● WORK TASK
Gather each line of the entries below that includes "content".
- Opening Delimiter -
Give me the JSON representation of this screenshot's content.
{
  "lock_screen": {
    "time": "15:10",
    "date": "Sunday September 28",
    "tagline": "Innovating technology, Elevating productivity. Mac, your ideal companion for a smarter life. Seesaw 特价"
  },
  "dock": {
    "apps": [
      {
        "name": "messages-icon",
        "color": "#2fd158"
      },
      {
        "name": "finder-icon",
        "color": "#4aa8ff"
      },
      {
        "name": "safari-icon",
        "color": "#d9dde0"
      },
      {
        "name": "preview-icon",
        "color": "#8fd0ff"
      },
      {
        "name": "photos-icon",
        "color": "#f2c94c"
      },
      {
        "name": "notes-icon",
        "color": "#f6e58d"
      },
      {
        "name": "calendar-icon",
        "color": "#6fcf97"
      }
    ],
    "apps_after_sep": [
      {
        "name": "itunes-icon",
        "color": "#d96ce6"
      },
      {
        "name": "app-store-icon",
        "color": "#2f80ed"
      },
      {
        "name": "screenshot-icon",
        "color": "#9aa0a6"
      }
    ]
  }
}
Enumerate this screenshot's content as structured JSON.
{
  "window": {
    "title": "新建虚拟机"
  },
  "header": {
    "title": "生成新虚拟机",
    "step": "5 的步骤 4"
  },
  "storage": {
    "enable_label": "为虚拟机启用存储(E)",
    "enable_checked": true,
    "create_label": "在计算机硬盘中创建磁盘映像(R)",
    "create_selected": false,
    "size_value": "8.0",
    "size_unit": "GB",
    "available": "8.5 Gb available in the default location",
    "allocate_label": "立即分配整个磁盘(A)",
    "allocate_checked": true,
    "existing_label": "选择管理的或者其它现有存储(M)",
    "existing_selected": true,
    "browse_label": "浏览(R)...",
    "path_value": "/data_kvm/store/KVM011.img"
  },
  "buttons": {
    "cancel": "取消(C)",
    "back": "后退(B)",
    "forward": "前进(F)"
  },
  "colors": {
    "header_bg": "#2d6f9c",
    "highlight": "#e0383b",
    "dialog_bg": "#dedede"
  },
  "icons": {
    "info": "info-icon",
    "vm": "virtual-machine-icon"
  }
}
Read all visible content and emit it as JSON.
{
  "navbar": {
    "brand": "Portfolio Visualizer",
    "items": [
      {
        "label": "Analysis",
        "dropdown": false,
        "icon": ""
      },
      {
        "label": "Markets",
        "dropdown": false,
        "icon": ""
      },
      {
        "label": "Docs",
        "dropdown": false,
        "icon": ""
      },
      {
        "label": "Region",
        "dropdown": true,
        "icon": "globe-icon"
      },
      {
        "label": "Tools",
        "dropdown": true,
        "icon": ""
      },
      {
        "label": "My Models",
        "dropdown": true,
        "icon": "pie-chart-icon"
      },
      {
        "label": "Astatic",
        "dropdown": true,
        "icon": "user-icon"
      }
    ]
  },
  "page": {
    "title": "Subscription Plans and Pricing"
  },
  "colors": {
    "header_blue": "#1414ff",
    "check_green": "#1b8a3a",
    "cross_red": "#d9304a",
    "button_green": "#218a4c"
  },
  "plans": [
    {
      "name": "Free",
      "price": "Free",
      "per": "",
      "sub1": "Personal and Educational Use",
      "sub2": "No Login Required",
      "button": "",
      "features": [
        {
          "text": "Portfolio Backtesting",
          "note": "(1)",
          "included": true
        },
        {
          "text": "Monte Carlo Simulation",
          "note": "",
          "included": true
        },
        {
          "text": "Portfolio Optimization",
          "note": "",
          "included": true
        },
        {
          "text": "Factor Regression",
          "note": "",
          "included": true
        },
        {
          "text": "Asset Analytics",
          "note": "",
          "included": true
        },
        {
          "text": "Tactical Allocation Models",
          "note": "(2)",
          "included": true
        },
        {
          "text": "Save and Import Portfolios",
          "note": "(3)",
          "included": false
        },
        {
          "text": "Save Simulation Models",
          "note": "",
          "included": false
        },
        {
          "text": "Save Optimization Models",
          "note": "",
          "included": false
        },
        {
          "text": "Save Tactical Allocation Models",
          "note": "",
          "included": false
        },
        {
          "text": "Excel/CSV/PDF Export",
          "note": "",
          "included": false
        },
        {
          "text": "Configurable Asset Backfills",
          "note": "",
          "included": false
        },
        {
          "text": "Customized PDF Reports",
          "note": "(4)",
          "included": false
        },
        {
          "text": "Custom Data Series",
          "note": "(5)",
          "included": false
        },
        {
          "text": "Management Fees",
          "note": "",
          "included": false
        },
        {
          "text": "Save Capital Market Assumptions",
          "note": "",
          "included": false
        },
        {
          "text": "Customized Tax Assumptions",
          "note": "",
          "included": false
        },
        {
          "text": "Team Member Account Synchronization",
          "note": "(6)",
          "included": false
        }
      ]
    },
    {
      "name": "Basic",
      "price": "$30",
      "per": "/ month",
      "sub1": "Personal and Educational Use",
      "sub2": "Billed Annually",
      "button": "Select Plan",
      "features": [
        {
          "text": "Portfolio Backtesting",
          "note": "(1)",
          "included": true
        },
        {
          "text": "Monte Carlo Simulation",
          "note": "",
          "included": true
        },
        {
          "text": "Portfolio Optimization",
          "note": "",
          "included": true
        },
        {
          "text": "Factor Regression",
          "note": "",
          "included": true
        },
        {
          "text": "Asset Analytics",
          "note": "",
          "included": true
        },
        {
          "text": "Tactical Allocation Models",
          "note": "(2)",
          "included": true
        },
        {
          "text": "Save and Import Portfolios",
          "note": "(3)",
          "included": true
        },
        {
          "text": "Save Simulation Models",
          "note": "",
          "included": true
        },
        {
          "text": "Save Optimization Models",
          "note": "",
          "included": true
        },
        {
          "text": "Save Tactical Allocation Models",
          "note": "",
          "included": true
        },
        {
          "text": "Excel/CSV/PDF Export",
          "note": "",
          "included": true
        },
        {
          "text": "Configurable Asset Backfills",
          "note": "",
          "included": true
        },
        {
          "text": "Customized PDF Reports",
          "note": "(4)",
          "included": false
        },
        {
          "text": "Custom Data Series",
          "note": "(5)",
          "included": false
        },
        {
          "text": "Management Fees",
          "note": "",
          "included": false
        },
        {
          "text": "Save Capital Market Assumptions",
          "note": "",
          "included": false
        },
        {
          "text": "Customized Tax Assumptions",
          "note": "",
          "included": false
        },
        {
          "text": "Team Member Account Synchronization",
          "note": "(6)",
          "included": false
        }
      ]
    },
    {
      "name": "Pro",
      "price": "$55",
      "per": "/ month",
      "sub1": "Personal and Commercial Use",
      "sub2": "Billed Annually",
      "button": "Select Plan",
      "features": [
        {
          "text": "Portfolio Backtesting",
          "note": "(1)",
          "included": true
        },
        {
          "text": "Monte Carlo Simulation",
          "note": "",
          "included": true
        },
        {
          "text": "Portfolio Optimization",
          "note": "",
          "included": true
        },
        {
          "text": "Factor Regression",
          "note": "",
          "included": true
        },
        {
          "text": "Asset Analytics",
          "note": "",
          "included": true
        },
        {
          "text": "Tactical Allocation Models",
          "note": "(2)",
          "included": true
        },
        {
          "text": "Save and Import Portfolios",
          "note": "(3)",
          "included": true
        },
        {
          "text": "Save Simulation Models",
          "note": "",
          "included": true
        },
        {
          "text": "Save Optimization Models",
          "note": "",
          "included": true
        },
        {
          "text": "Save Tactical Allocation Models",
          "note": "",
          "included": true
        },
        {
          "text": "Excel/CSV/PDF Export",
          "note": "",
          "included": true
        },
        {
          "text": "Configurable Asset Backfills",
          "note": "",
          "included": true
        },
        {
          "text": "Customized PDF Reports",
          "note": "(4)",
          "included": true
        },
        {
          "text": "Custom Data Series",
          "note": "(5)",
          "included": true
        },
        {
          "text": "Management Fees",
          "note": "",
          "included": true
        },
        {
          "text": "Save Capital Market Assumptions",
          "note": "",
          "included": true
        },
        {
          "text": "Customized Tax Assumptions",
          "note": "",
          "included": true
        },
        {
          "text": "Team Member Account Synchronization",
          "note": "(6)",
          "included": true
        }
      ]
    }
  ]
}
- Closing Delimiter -
● COMPLETED EXERCISE
Give me the JSON representation of this screenshot's content.
Enumerate this screenshot's content as structured JSON.
Read all visible content and emit it as JSON.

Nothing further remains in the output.